The unaccompanied children are housed in a labyrinthine network of more than 90 state-licensed shelters, foster homes and detention centers that the government describes as “safe havens”.
The system has repeatedly failed to hold abusers accountable, despite a federal law that makes sexual contact with a detainee a crime punishable by up to 15 years in prison, the investigation found. The Office of Refugee Resettlement, the federal agency responsible for the children’s care, has no specific system that tracks abuse allegations all the way through the investigative process â€” from outcry to outcome. […] for the first time, in response to a Freedom of Information Act request filed by the Chronicle, the government has released copies of 101 “significant incident reports” from March 2011 to March 2013 involving abuse allegations against staff members.
The Chronicle reviewed thousands of pages of records from federal, state and law enforcement agencies in five states and interviewed officials, former shelter staff and residents. â€” Children and teenagers reported having sexual contact â€” ranging from kissing to unwanted touching to intercourse â€” with staff in Texas, Florida, New York and Illinois, the federal records show. â€” The Office of Refugee Resettlement relies on state childcare licensing and local police to investigate abuses of the children in its care, instead of notifying the FBI of serious allegations.
In the hands of local police and prosecutors, criminal cases have crumbled because of sloppy detective work, communication gaps with federal officials and jurisdictional confusion. â€” Youths in ORR custody in Texas were molested as they slept, sexually harassed and seduced by staff members during the past decade, records from state childcare licensing investigators and law enforcement show. Sen. Dianne Feinstein, D-Calif., who authored the 2008 amendment that allows for federal prosecution of those who sexually abuse youths in ORR care, said in a statement that she was “extremely troubled” by the cases identified in the Chronicle’s investigation. In response to the Chronicle’s findings, she wrote a letter to the White House office reviewing ORR’s Prison Rape Elimination Act regulation, urging regulatory officials to swiftly enact the provision to better protect children.
Instead of entering immigration detention centers, youths are handed over to ORR, which houses the vast majority in state-licensed shelters and releases about 90 percent of them to relatives or other sponsors in the U.S. while their immigration cases are pending.

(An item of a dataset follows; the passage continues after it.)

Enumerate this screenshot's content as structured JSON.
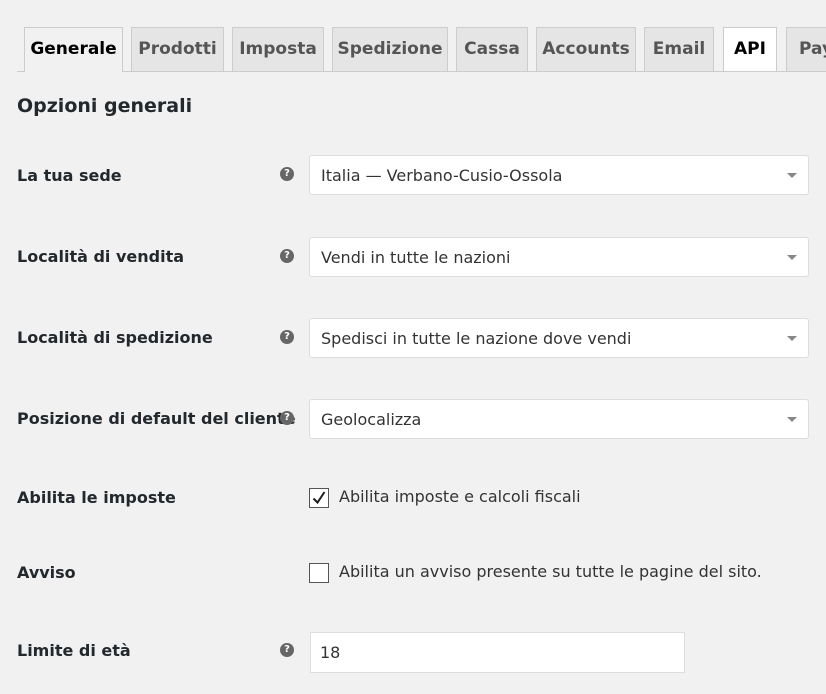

Dozens of workers were fired or disciplined in connection with sexual, physical and verbal abuses, maltreatment, inadequate supervision and inappropriate behavior and relationships. The FBI came out to investigate allegations that a 41-year-old worker named Belinda Leal had sexually abused a string of teenage boys detained in a shelter in Nixon. […] federal prosecutors determined they lacked jurisdiction to charge Leal under a federal law criminalizing sexual abuse of ward because it specifically applied to inmates in Department of Justice custody. A jury convicted the worker on six state charges and he served 14 months in prison, but several charges were overturned on appeal.
Since Congress tightened the federal law, ORR has not notified the FBI of any abuse allegations involving staff members, said Jallyn Sualog, director of the children’s program for ORR. Kelly Kleinvachter, a national FBI spokeswoman, did not respond to specific questions about whether the agency defers to local law enforcement or would investigate abuses within the federal shelter network if notified.
Sourced through Scoop.it from: www.sfgate.com